**Assignment**
Filter the listing so that only lines with the word "Prepaid" remain.
Given information section start
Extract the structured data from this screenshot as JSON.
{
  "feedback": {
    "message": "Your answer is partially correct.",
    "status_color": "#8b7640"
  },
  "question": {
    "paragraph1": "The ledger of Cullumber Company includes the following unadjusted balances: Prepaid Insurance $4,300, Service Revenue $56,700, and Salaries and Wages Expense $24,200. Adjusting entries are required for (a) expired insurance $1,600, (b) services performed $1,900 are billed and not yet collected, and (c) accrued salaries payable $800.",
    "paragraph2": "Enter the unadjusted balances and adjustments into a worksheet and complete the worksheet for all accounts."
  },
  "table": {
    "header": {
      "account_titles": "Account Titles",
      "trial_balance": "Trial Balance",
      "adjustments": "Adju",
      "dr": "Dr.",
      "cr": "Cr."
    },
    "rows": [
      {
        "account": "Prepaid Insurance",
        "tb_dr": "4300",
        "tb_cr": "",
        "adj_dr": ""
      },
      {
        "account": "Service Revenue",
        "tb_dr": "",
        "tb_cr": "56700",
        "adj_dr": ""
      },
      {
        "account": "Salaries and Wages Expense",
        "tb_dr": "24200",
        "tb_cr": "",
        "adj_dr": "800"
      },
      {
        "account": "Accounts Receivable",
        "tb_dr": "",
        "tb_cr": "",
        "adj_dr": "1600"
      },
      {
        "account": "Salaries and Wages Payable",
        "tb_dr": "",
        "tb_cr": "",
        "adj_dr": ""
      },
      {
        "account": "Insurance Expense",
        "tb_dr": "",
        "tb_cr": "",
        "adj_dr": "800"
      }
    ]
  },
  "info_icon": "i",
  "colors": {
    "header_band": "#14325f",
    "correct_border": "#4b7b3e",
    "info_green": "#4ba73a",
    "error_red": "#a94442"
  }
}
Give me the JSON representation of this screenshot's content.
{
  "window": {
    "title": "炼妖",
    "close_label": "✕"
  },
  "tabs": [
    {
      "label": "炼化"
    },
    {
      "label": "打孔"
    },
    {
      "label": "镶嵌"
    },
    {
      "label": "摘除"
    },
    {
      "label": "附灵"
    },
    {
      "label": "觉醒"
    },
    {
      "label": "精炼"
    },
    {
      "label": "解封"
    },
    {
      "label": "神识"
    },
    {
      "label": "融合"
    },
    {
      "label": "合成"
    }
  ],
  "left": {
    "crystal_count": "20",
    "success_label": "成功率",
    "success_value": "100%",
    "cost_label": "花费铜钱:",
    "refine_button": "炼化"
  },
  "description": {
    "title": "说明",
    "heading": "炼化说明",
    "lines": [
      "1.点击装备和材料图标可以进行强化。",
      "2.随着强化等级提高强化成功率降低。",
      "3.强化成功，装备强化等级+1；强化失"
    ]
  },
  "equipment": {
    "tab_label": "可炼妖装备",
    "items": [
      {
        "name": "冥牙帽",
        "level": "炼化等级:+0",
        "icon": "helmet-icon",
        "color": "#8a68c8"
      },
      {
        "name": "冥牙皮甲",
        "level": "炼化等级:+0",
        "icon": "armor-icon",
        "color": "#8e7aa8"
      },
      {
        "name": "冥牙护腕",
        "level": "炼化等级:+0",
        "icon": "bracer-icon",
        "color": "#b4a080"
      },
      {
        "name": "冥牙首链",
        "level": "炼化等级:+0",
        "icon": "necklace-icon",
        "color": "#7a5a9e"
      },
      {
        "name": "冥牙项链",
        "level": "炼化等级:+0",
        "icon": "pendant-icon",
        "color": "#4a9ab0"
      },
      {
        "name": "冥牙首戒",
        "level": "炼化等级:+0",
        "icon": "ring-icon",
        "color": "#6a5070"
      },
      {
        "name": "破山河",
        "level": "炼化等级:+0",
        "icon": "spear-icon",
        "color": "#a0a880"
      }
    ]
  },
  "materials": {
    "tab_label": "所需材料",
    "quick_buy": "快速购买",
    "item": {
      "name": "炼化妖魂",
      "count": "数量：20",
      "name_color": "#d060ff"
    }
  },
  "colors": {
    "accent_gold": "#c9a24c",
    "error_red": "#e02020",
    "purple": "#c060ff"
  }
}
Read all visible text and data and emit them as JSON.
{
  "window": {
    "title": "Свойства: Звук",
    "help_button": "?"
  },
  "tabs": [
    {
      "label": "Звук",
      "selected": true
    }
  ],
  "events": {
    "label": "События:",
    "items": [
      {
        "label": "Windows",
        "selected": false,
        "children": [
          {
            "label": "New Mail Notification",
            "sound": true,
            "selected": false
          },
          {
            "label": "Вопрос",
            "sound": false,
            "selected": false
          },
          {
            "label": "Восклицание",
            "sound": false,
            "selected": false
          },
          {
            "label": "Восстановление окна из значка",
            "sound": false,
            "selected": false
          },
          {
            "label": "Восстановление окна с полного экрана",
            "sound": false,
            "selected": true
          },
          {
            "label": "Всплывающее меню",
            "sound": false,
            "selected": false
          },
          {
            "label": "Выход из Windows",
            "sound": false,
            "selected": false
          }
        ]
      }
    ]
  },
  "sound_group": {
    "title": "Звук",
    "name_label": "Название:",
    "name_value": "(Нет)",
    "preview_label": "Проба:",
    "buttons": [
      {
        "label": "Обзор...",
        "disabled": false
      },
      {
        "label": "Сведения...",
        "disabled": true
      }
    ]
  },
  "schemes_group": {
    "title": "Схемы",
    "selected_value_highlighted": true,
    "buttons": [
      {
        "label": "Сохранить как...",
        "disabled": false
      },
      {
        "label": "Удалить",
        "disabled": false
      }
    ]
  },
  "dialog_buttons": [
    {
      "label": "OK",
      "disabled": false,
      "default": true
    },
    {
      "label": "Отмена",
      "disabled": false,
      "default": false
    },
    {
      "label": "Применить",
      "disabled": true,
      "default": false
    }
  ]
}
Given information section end
**Response box**
    "paragraph1": "The ledger of Cullumber Company includes the following unadjusted balances: Prepaid Insurance $4,300, Service Revenue $56,700, and Salaries and Wages Expense $24,200. Adjusting entries are required for (a) expired insurance $1,600, (b) services performed $1,900 are billed and not yet collected, and (c) accrued salaries payable $800.",
        "account": "Prepaid Insurance",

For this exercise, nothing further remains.